Syrian musicians defy limitations
Despite the dominance of war and gloom in headlines about Syria these days, and despite the fact that the few positive stories reported via mass and social media are by and large about individual instances of success, the large majority of the Syrian people continue to soldier on. Whether in search of a sense of normalcy in daily life or in working hard to achieve a semblance of stability individually or as families, many Syrians are drawing on hard work, but also on creativity, to overcome difficulty.
One particularly hopeful and active group of Syrians appears to be the country’s musicians. Syrian ensembles, large and small, are performing on global stages. But, while the scale of the continuously unfolding war in Syria has no precedent in the modern era, Syrian musicians have for a long time defied the realities of limitation.
Musical life in Syria has taken a number of significant turns at various points in the country’s history. We know this to be particularly the case over the course of the 20th century, thanks to an abundance of records, printed materials and autobiographical accounts. One of these turns, as most historians of Arab music would agree, was a wave of musical migration to Egypt. Egypt was where the recording industry had quickly set up a base after the invention of the recording technology that allowed mass dissemination. Cairo was where one had the chance to have one’s songs and compositions, even voice, become known to Arabic-speaking audiences inside the Arab world as well as abroad. Egypt was the destination of every hopeful talent; Cairo was where stars were being made.
Opportunities in Cairo were many, and not all had to do with the new era of mass publicity. Singers and instrumentalists from Syria’s major cities, especially Damascus and Aleppo, looked to Cairo because it offered them a wider palette of creative possibilities. According to the late Samim Al-Sharif, author, critic and historian of 20th century Arab music, Syrian musicians and singers found a more welcoming social and cultural environment in Egypt than the one in which they lived during the first half of the 20th century.

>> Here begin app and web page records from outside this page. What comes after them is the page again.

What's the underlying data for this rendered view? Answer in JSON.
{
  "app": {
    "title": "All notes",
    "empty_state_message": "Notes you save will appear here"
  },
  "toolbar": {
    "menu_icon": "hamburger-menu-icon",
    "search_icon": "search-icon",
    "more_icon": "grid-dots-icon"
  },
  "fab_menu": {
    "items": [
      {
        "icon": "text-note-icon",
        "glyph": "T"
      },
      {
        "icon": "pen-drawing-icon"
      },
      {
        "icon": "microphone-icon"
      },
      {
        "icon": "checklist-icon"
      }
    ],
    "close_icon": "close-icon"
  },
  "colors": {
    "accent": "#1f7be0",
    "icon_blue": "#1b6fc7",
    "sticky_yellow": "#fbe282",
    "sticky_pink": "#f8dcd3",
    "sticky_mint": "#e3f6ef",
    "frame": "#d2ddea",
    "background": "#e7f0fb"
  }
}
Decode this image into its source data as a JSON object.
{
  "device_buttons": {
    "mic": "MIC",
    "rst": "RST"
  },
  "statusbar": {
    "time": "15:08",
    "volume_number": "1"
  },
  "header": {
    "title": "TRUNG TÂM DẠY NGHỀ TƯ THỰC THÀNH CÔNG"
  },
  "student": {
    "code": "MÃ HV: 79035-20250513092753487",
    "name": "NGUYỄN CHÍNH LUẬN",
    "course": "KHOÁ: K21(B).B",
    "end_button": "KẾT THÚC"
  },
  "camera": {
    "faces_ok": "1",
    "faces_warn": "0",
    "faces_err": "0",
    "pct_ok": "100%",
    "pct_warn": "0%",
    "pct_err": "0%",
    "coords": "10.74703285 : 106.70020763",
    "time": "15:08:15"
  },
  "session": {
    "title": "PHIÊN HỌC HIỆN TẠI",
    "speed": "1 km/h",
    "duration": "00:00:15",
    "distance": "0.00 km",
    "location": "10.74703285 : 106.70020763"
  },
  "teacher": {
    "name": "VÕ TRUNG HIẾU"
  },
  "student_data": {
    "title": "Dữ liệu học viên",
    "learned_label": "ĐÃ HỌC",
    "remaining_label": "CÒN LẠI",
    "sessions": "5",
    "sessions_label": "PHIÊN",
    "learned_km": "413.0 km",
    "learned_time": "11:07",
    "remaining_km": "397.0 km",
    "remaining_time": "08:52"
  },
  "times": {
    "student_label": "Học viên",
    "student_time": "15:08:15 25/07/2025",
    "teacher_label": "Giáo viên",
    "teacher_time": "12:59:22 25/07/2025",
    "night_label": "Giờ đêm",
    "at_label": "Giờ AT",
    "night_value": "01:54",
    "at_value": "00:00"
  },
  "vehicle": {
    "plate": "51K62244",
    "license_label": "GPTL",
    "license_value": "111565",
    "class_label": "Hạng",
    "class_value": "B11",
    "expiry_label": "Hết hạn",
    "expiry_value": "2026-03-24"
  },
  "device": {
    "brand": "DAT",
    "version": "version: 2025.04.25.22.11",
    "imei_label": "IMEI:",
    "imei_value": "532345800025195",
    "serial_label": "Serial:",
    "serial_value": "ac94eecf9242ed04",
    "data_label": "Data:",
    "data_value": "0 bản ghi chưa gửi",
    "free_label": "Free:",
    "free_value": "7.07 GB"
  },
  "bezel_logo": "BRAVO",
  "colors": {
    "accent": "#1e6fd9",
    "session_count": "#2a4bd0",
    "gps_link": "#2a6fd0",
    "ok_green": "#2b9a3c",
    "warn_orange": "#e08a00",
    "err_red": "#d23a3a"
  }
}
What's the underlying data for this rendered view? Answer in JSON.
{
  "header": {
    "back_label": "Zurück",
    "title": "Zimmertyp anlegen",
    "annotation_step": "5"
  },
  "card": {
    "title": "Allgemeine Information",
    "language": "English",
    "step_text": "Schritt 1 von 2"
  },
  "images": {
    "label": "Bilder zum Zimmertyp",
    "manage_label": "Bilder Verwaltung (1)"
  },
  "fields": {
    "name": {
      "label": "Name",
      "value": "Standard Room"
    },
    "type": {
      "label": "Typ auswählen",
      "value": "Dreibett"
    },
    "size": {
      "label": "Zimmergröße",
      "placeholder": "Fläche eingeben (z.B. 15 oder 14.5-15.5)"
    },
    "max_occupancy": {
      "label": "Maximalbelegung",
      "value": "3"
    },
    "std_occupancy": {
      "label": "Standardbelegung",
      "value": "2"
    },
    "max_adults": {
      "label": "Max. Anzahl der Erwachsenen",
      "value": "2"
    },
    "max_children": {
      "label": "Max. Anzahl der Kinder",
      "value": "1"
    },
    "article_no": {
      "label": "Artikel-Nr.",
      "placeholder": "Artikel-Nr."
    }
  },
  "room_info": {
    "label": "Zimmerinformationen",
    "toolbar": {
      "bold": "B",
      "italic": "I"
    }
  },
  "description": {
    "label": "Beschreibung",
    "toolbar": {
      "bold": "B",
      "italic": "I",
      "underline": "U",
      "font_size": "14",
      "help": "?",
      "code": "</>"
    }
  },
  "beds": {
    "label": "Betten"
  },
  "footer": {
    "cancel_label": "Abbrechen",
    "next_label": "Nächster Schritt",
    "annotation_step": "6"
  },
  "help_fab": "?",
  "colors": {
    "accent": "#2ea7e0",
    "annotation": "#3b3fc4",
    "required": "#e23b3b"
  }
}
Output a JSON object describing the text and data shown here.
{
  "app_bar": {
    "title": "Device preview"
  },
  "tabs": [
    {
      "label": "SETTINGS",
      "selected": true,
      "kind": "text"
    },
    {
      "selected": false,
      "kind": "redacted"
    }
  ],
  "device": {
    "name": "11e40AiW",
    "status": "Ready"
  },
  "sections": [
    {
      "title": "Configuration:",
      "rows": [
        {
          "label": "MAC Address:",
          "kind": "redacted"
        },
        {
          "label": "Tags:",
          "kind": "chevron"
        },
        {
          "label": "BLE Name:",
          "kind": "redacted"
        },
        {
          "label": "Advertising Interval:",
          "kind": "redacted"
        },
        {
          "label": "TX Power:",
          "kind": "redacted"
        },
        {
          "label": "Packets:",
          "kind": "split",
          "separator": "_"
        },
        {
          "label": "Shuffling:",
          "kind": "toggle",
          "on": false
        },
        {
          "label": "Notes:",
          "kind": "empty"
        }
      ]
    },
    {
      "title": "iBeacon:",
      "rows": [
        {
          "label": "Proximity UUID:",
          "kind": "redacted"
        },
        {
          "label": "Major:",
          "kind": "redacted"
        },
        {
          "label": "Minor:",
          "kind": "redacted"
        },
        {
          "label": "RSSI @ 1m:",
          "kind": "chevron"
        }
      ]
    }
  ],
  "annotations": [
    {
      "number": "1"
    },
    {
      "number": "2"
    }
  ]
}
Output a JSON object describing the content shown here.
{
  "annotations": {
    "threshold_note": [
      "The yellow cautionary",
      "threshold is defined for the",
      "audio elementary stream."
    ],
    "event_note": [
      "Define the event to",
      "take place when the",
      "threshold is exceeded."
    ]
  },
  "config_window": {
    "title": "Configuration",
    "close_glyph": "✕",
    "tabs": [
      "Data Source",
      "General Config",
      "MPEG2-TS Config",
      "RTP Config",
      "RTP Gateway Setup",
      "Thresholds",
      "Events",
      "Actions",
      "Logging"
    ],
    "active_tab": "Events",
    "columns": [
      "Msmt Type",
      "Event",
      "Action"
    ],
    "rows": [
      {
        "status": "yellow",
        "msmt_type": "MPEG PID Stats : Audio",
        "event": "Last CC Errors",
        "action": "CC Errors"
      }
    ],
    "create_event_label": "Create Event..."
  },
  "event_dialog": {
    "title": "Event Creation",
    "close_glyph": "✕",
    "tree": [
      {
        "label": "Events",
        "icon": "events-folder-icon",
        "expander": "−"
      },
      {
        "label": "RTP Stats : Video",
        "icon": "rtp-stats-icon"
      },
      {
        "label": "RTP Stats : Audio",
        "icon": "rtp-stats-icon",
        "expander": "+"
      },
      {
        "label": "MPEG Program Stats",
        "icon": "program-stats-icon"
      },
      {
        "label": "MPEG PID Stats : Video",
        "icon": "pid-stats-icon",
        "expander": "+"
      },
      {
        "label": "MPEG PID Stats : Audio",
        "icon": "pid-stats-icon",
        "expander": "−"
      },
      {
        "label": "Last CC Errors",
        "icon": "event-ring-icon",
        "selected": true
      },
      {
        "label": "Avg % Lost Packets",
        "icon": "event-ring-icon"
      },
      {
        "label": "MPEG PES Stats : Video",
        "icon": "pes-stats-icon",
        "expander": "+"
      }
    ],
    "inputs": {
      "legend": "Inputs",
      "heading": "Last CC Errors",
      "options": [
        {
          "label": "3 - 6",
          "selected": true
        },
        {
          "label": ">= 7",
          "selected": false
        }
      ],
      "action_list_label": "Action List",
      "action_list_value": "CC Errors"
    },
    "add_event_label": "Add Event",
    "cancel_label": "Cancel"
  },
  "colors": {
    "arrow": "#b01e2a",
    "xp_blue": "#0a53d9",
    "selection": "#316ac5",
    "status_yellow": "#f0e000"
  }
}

Musical life in Syria has come a long way since a musician’s testimony was not admitted in court
Al-Sharif highlights the dominance of religious conservatism in Syrian urban life, especially among the cities’ elites, who were also their religious jurists, “muqri’in” (readers of the Qur’an), as well as “fuqaha” and “ulama” (theologians). The cantors, who for the most part were also mu’adhdhins who called to prayer from the cities’ major mosques, were naturally members of these circles. During the 1920s and 1930s, a number of musically talented members of these religious circles also had strong nationalistic sentiments, which they expressed through anti-occupation poems that were often set to vivacious music. These new songs quickly became popular, especially among the educated youths. Not only were the songs well known, they were also effective in mobilizing sentiment and action against the French rule and military presence.
During the French Mandate era, Syria boasted a large number of societies and clubs, many of which revolved around cultural activities that actively involved talented young musicians. Sensing a threat from these gatherings, and citing clandestine revolutionary activity under the social veneer, the French authorities banned a large number of arts, sports, music and other cultural clubs. Musical life suffered as a result of these restrictions, which, according to Al-Sharif, created another impetus behind the artistic exodus to Egypt.
Although some moved permanently to Egypt and others spent extended periods of time there, Syrian musicians maintained a strong connection to their home regions, Al-Sharif asserts. Having started from a place that had put strong emphasis on religious and linguistic heritage — Islam and Arabic to be specific — Syrian musicians had a keen sense of belonging that had a strong Arab nationalist flavor. Therefore, having a productive presence in Egypt and on the secular musical market, where their experimental creativity found space for expression, many of these musicians maintained strong ties to Islam and Arabism. In terms of the language, many had learned “tajwid,” the art of reciting the Quran, which gave them a strong command of Arabic pronunciation in song. In terms of religion, many decided to return to their home cities, often having had a religious awakening of sorts, and went back to being reciters in the conservative settings they had temporarily left.
Times have changed. Musical life in Syria has come a long way since a musician’s testimony, like that of alcoholics and drug users, was not admitted in court. Among other social and cultural developments, there are now a few generations of professionally educated musicians in Syria. But, instead of competing for seats in the country’s relatively young orchestras or creating a proliferation of small and experimental ensembles, Syrian musicians are now regrouping in their global diaspora. Whether the small and large musical formations they are creating in their currently transient lives will one day find their way back to Syria is something that remains to be seen.
• Tala Jarjour is author of “Sense and Sadness: Syriac Chant in Aleppo” (OUP, 2018). She is currently Visiting Research Fellow at King’s College London and Associate Fellow of Pierson College at Yale.